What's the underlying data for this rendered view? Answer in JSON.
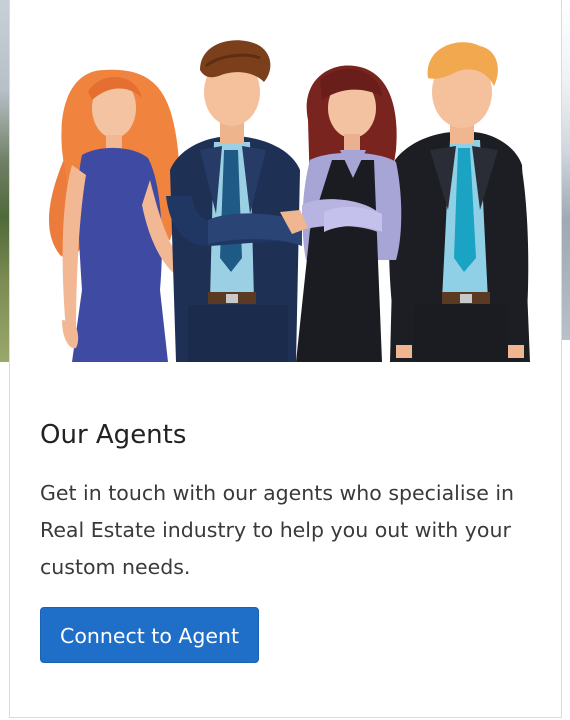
{
  "card": {
    "title": "Our Agents",
    "description": "Get in touch with our agents who specialise in Real Estate industry to help you out with your custom needs.",
    "button_label": "Connect to Agent"
  },
  "colors": {
    "button_bg": "#1f6fc8",
    "title_text": "#222222",
    "body_text": "#3a3a3a"
  }
}
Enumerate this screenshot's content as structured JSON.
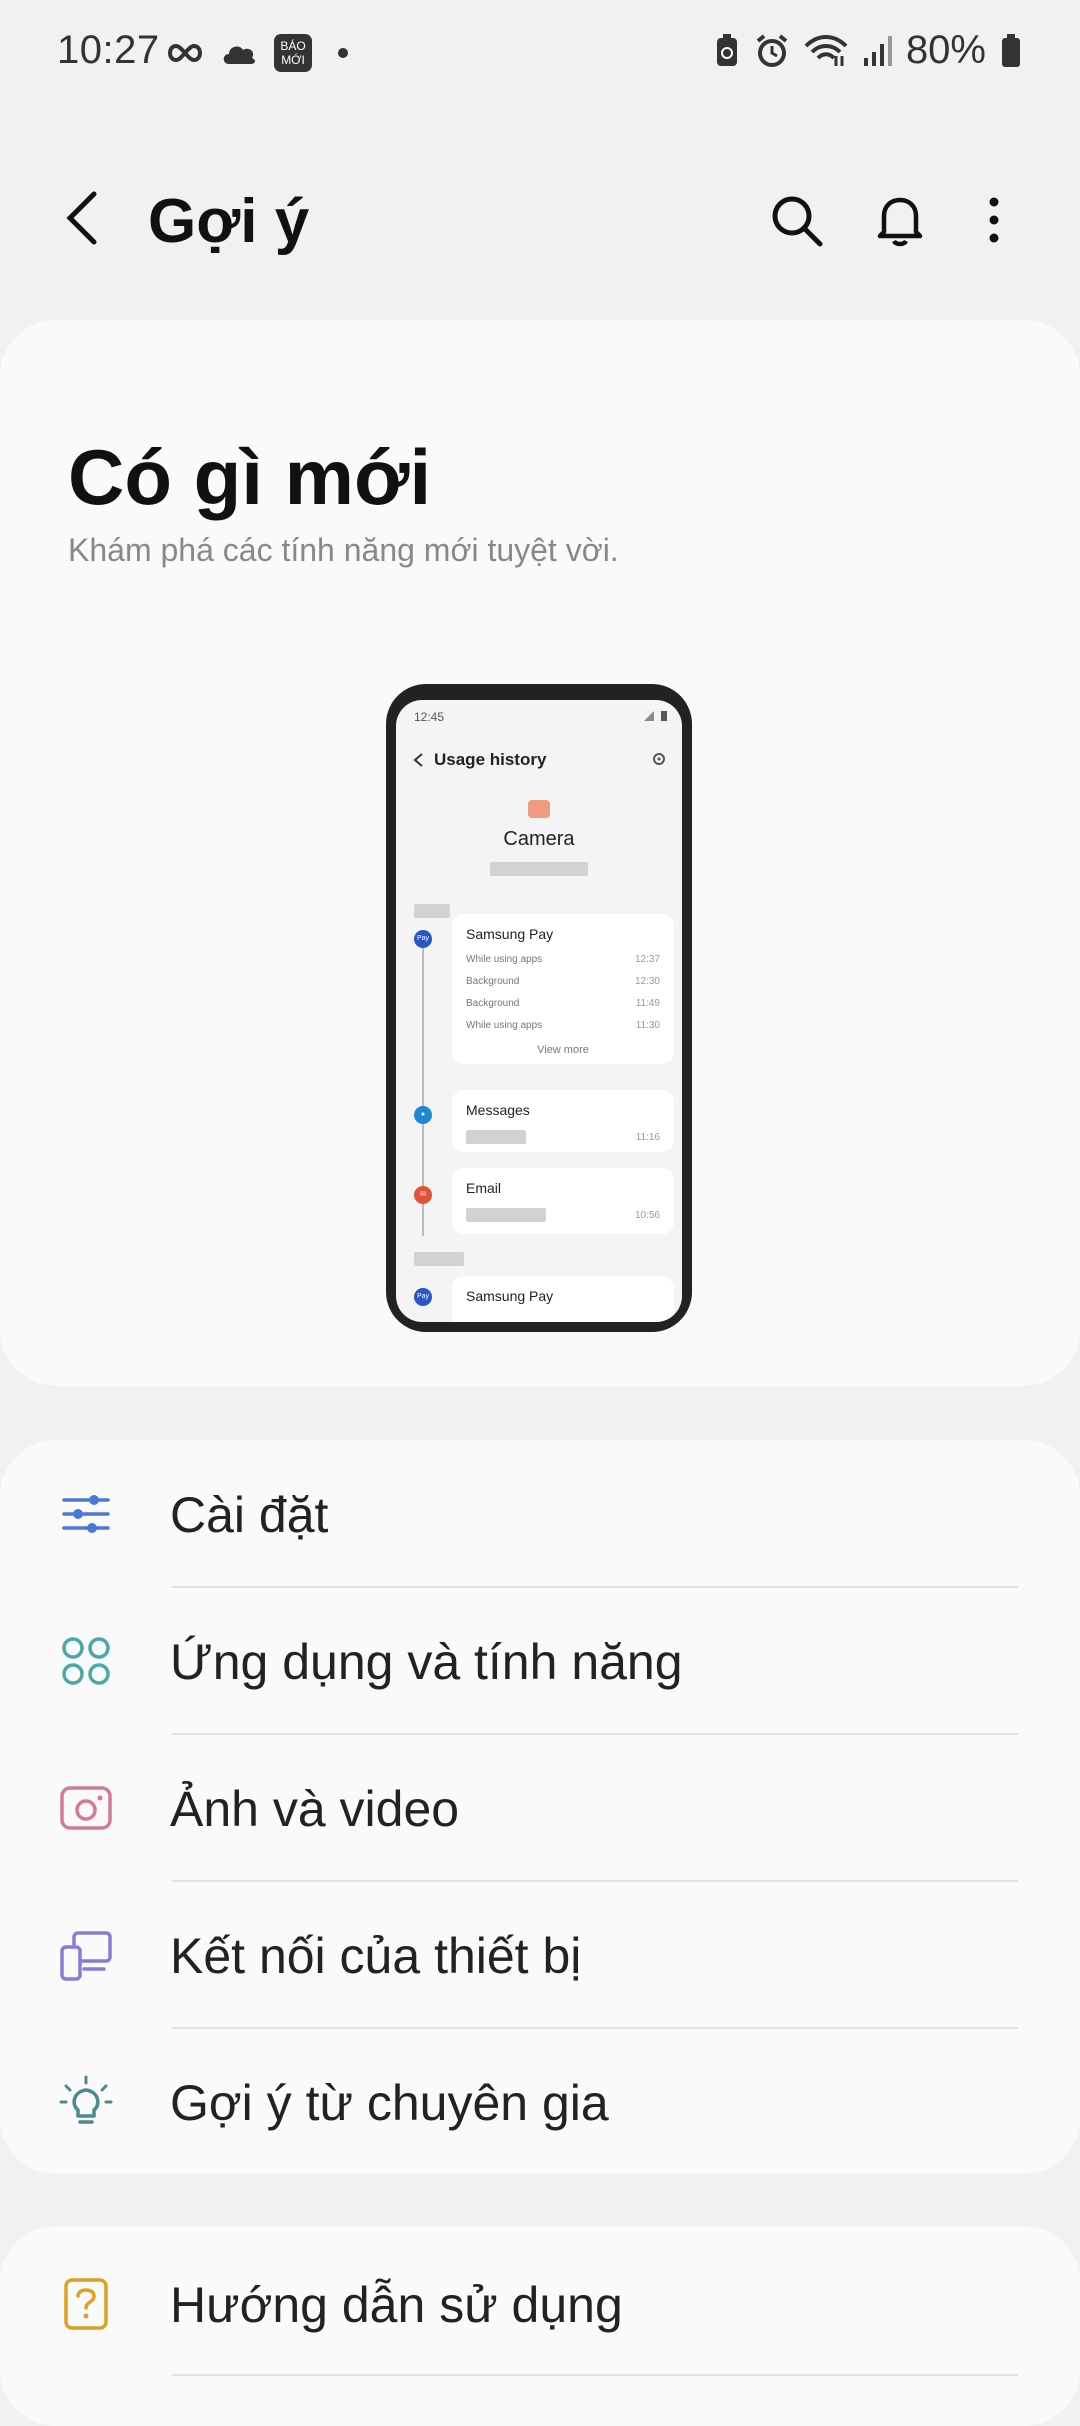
{
  "status_bar": {
    "time": "10:27",
    "battery": "80%"
  },
  "appbar": {
    "title": "Gợi ý"
  },
  "whats_new": {
    "title": "Có gì mới",
    "subtitle": "Khám phá các tính năng mới tuyệt vời.",
    "preview": {
      "time": "12:45",
      "header": "Usage history",
      "app": "Camera",
      "cards": [
        {
          "name": "Samsung Pay",
          "rows": [
            {
              "label": "While using apps",
              "time": "12:37"
            },
            {
              "label": "Background",
              "time": "12:30"
            },
            {
              "label": "Background",
              "time": "11:49"
            },
            {
              "label": "While using apps",
              "time": "11:30"
            }
          ],
          "more": "View more"
        },
        {
          "name": "Messages",
          "time": "11:16"
        },
        {
          "name": "Email",
          "time": "10:56"
        },
        {
          "name": "Samsung Pay"
        }
      ]
    }
  },
  "menu": {
    "items": [
      {
        "label": "Cài đặt",
        "icon": "sliders-icon",
        "color": "#4a78d6"
      },
      {
        "label": "Ứng dụng và tính năng",
        "icon": "apps-grid-icon",
        "color": "#4aa8a8"
      },
      {
        "label": "Ảnh và video",
        "icon": "camera-icon",
        "color": "#d47a95"
      },
      {
        "label": "Kết nối của thiết bị",
        "icon": "devices-icon",
        "color": "#8d7ad8"
      },
      {
        "label": "Gợi ý từ chuyên gia",
        "icon": "lightbulb-icon",
        "color": "#4a8a90"
      }
    ]
  },
  "guide": {
    "label": "Hướng dẫn sử dụng",
    "icon": "help-icon",
    "color": "#e0a020"
  }
}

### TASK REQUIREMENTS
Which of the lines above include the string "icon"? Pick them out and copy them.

### ANSWER SECTION
        "icon": "sliders-icon",
        "icon": "apps-grid-icon",
        "icon": "camera-icon",
        "icon": "devices-icon",
        "icon": "lightbulb-icon",
    "icon": "help-icon",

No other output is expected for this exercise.